Eric Prescott Kay was arrested in Fort Worth, Texas, and made his first appearance Friday in federal court, according to Erin Nealy Cox, the U.S. Attorney for the Northern District of Texas. Kay was communications director for the Angels.

Skaggs was found dead in his hotel room in the Dallas area July 1, 2019, before the start of what was supposed to be a four-game series against the Texas Rangers. The first game was postponed before the teams played the final three games.

Skaggs died after choking on his vomit with a toxic mix of alcohol and the powerful painkillers fentanyl and oxycodone in his system, a coroner’s report said. Prosecutors accused Kay of providing the fentanyl to Skaggs and others, who were not named.

“Tyler Skaggs’s overdose – coming, as it did, in the midst of an ascendant baseball career – should be a wake-up call: No one is immune from this deadly drug, whether sold as a powder or hidden inside an innocuous-looking tablet,” Nealy Cox said.

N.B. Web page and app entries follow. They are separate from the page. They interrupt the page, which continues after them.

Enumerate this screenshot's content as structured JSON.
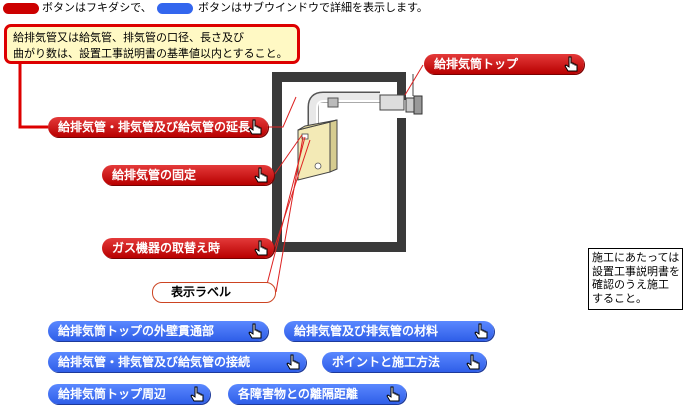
{
  "legend": {
    "red_text": "ボタンはフキダシで、",
    "blue_text": "ボタンはサブウインドウで詳細を表示します。"
  },
  "callout": {
    "line1": "給排気管又は給気管、排気管の口径、長さ及び",
    "line2": "曲がり数は、設置工事説明書の基準値以内とすること。"
  },
  "red_buttons": {
    "top_label": "給排気筒トップ",
    "extension_label": "給排気管・排気管及び給気管の延長",
    "fixing_label": "給排気管の固定",
    "replace_label": "ガス機器の取替え時"
  },
  "display_label": "表示ラベル",
  "note": {
    "line1": "施工にあたっては",
    "line2": "設置工事説明書を",
    "line3": "確認のうえ施工",
    "line4": "すること。"
  },
  "blue_buttons": {
    "wall_penetration_label": "給排気筒トップの外壁貫通部",
    "materials_label": "給排気管及び排気管の材料",
    "connection_label": "給排気管・排気管及び給気管の接続",
    "points_label": "ポイントと施工方法",
    "surroundings_label": "給排気筒トップ周辺",
    "clearance_label": "各障害物との離隔距離"
  },
  "colors": {
    "red_button": "#cc0000",
    "blue_button": "#3366ee",
    "callout_border": "#dd0000",
    "callout_fill": "#fff9c4",
    "wall": "#3a3a3a",
    "heater_fill": "#f3eab6"
  },
  "icons": [
    "hand-pointer-icon"
  ]
}
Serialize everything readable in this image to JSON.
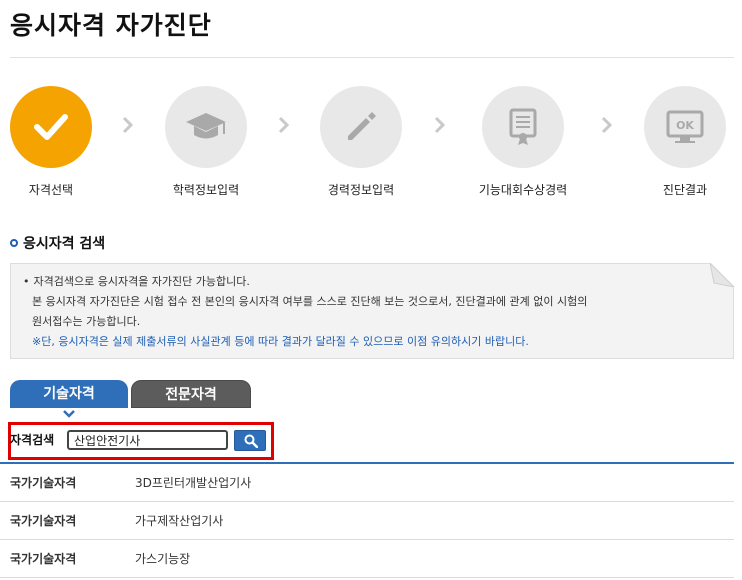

If convicted, Kay faces up to 20 years in prison. Federal court records do not list an attorney representing him, and an attorney who previously spoke on his behalf did not immediately return a message seeking comment.